[[ EXTRACTED MATERIAL open ]]

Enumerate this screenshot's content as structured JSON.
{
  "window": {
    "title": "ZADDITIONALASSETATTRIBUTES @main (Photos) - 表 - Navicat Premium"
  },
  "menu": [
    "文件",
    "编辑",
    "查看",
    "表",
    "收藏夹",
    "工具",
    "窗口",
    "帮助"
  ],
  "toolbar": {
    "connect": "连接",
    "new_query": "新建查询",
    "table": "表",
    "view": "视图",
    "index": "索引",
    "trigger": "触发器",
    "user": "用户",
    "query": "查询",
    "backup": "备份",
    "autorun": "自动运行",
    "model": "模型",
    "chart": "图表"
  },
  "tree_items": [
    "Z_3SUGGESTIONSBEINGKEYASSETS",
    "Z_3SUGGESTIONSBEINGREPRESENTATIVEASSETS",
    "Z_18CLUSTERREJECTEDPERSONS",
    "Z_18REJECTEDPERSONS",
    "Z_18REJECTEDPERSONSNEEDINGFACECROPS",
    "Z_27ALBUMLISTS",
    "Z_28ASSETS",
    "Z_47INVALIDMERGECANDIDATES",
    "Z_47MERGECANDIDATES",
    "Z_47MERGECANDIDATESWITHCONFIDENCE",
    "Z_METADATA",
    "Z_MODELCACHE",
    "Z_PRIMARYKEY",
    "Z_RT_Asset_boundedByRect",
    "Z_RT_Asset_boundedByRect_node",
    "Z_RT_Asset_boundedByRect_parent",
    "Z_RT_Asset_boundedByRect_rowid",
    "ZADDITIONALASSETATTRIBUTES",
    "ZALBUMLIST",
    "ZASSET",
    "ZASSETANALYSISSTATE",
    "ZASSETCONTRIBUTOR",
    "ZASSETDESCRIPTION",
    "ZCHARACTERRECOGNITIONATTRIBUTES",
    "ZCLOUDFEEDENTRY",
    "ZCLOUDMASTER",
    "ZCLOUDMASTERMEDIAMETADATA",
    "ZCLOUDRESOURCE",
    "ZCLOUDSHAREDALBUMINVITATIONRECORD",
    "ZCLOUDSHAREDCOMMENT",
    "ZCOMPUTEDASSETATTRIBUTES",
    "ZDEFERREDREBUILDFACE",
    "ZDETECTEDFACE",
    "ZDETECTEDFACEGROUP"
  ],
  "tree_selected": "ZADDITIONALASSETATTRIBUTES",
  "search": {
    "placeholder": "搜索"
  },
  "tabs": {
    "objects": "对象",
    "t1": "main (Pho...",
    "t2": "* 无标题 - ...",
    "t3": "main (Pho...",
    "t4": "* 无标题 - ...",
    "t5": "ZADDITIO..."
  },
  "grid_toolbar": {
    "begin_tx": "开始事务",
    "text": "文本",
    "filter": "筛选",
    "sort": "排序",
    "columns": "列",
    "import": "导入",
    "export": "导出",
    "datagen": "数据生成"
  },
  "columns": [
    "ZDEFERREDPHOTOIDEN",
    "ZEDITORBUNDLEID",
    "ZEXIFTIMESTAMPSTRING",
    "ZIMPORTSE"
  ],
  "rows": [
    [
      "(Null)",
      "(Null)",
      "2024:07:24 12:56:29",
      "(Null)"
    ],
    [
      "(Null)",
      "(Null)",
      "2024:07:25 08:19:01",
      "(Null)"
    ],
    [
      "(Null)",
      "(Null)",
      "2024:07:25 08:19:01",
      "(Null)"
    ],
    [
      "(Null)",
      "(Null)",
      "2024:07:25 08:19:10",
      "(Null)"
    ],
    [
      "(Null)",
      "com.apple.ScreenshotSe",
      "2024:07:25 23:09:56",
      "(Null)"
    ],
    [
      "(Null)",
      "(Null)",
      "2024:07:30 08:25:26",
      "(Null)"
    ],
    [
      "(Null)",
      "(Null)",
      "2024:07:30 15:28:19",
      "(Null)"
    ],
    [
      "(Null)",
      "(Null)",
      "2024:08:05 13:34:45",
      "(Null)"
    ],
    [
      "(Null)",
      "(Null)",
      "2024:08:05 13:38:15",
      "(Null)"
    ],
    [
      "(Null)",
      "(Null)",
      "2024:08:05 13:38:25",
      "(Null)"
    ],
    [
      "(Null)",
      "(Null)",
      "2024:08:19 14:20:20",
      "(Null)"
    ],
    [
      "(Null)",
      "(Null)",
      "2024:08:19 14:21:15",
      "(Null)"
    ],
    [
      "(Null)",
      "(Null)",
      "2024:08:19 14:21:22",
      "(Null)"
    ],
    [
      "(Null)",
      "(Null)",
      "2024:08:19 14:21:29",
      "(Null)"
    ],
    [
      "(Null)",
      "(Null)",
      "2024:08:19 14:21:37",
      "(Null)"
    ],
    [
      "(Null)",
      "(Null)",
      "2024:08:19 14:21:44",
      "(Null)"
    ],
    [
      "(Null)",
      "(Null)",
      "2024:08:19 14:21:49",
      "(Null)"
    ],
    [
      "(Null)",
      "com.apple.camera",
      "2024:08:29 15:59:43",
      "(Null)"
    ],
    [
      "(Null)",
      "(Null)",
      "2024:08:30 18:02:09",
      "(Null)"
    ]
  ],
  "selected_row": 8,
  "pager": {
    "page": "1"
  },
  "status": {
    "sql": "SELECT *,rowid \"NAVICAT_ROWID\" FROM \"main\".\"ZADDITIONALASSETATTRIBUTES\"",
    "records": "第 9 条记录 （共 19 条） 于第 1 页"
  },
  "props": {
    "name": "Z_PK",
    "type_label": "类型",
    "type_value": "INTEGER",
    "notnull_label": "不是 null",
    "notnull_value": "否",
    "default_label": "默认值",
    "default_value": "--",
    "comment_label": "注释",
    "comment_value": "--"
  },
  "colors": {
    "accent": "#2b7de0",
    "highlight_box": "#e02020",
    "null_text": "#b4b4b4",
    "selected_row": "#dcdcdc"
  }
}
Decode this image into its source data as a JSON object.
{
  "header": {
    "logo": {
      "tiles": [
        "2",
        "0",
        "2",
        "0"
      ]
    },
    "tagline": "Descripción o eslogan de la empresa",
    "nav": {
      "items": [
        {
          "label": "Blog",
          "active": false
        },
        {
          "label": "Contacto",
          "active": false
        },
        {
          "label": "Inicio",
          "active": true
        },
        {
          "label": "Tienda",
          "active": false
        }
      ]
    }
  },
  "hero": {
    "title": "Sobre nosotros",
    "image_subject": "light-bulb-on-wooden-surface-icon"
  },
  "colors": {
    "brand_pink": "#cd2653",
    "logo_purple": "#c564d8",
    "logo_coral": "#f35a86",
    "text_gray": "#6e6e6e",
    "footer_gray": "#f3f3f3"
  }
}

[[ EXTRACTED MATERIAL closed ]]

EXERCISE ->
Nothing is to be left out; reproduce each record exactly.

ANSWER BOX ->
Enumerate this screenshot's content as structured JSON.
{
  "window": {
    "title": "ZADDITIONALASSETATTRIBUTES @main (Photos) - 表 - Navicat Premium"
  },
  "menu": [
    "文件",
    "编辑",
    "查看",
    "表",
    "收藏夹",
    "工具",
    "窗口",
    "帮助"
  ],
  "toolbar": {
    "connect": "连接",
    "new_query": "新建查询",
    "table": "表",
    "view": "视图",
    "index": "索引",
    "trigger": "触发器",
    "user": "用户",
    "query": "查询",
    "backup": "备份",
    "autorun": "自动运行",
    "model": "模型",
    "chart": "图表"
  },
  "tree_items": [
    "Z_3SUGGESTIONSBEINGKEYASSETS",
    "Z_3SUGGESTIONSBEINGREPRESENTATIVEASSETS",
    "Z_18CLUSTERREJECTEDPERSONS",
    "Z_18REJECTEDPERSONS",
    "Z_18REJECTEDPERSONSNEEDINGFACECROPS",
    "Z_27ALBUMLISTS",
    "Z_28ASSETS",
    "Z_47INVALIDMERGECANDIDATES",
    "Z_47MERGECANDIDATES",
    "Z_47MERGECANDIDATESWITHCONFIDENCE",
    "Z_METADATA",
    "Z_MODELCACHE",
    "Z_PRIMARYKEY",
    "Z_RT_Asset_boundedByRect",
    "Z_RT_Asset_boundedByRect_node",
    "Z_RT_Asset_boundedByRect_parent",
    "Z_RT_Asset_boundedByRect_rowid",
    "ZADDITIONALASSETATTRIBUTES",
    "ZALBUMLIST",
    "ZASSET",
    "ZASSETANALYSISSTATE",
    "ZASSETCONTRIBUTOR",
    "ZASSETDESCRIPTION",
    "ZCHARACTERRECOGNITIONATTRIBUTES",
    "ZCLOUDFEEDENTRY",
    "ZCLOUDMASTER",
    "ZCLOUDMASTERMEDIAMETADATA",
    "ZCLOUDRESOURCE",
    "ZCLOUDSHAREDALBUMINVITATIONRECORD",
    "ZCLOUDSHAREDCOMMENT",
    "ZCOMPUTEDASSETATTRIBUTES",
    "ZDEFERREDREBUILDFACE",
    "ZDETECTEDFACE",
    "ZDETECTEDFACEGROUP"
  ],
  "tree_selected": "ZADDITIONALASSETATTRIBUTES",
  "search": {
    "placeholder": "搜索"
  },
  "tabs": {
    "objects": "对象",
    "t1": "main (Pho...",
    "t2": "* 无标题 - ...",
    "t3": "main (Pho...",
    "t4": "* 无标题 - ...",
    "t5": "ZADDITIO..."
  },
  "grid_toolbar": {
    "begin_tx": "开始事务",
    "text": "文本",
    "filter": "筛选",
    "sort": "排序",
    "columns": "列",
    "import": "导入",
    "export": "导出",
    "datagen": "数据生成"
  },
  "columns": [
    "ZDEFERREDPHOTOIDEN",
    "ZEDITORBUNDLEID",
    "ZEXIFTIMESTAMPSTRING",
    "ZIMPORTSE"
  ],
  "rows": [
    [
      "(Null)",
      "(Null)",
      "2024:07:24 12:56:29",
      "(Null)"
    ],
    [
      "(Null)",
      "(Null)",
      "2024:07:25 08:19:01",
      "(Null)"
    ],
    [
      "(Null)",
      "(Null)",
      "2024:07:25 08:19:01",
      "(Null)"
    ],
    [
      "(Null)",
      "(Null)",
      "2024:07:25 08:19:10",
      "(Null)"
    ],
    [
      "(Null)",
      "com.apple.ScreenshotSe",
      "2024:07:25 23:09:56",
      "(Null)"
    ],
    [
      "(Null)",
      "(Null)",
      "2024:07:30 08:25:26",
      "(Null)"
    ],
    [
      "(Null)",
      "(Null)",
      "2024:07:30 15:28:19",
      "(Null)"
    ],
    [
      "(Null)",
      "(Null)",
      "2024:08:05 13:34:45",
      "(Null)"
    ],
    [
      "(Null)",
      "(Null)",
      "2024:08:05 13:38:15",
      "(Null)"
    ],
    [
      "(Null)",
      "(Null)",
      "2024:08:05 13:38:25",
      "(Null)"
    ],
    [
      "(Null)",
      "(Null)",
      "2024:08:19 14:20:20",
      "(Null)"
    ],
    [
      "(Null)",
      "(Null)",
      "2024:08:19 14:21:15",
      "(Null)"
    ],
    [
      "(Null)",
      "(Null)",
      "2024:08:19 14:21:22",
      "(Null)"
    ],
    [
      "(Null)",
      "(Null)",
      "2024:08:19 14:21:29",
      "(Null)"
    ],
    [
      "(Null)",
      "(Null)",
      "2024:08:19 14:21:37",
      "(Null)"
    ],
    [
      "(Null)",
      "(Null)",
      "2024:08:19 14:21:44",
      "(Null)"
    ],
    [
      "(Null)",
      "(Null)",
      "2024:08:19 14:21:49",
      "(Null)"
    ],
    [
      "(Null)",
      "com.apple.camera",
      "2024:08:29 15:59:43",
      "(Null)"
    ],
    [
      "(Null)",
      "(Null)",
      "2024:08:30 18:02:09",
      "(Null)"
    ]
  ],
  "selected_row": 8,
  "pager": {
    "page": "1"
  },
  "status": {
    "sql": "SELECT *,rowid \"NAVICAT_ROWID\" FROM \"main\".\"ZADDITIONALASSETATTRIBUTES\"",
    "records": "第 9 条记录 （共 19 条） 于第 1 页"
  },
  "props": {
    "name": "Z_PK",
    "type_label": "类型",
    "type_value": "INTEGER",
    "notnull_label": "不是 null",
    "notnull_value": "否",
    "default_label": "默认值",
    "default_value": "--",
    "comment_label": "注释",
    "comment_value": "--"
  },
  "colors": {
    "accent": "#2b7de0",
    "highlight_box": "#e02020",
    "null_text": "#b4b4b4",
    "selected_row": "#dcdcdc"
  }
}
Decode this image into its source data as a JSON object.
{
  "header": {
    "logo": {
      "tiles": [
        "2",
        "0",
        "2",
        "0"
      ]
    },
    "tagline": "Descripción o eslogan de la empresa",
    "nav": {
      "items": [
        {
          "label": "Blog",
          "active": false
        },
        {
          "label": "Contacto",
          "active": false
        },
        {
          "label": "Inicio",
          "active": true
        },
        {
          "label": "Tienda",
          "active": false
        }
      ]
    }
  },
  "hero": {
    "title": "Sobre nosotros",
    "image_subject": "light-bulb-on-wooden-surface-icon"
  },
  "colors": {
    "brand_pink": "#cd2653",
    "logo_purple": "#c564d8",
    "logo_coral": "#f35a86",
    "text_gray": "#6e6e6e",
    "footer_gray": "#f3f3f3"
  }
}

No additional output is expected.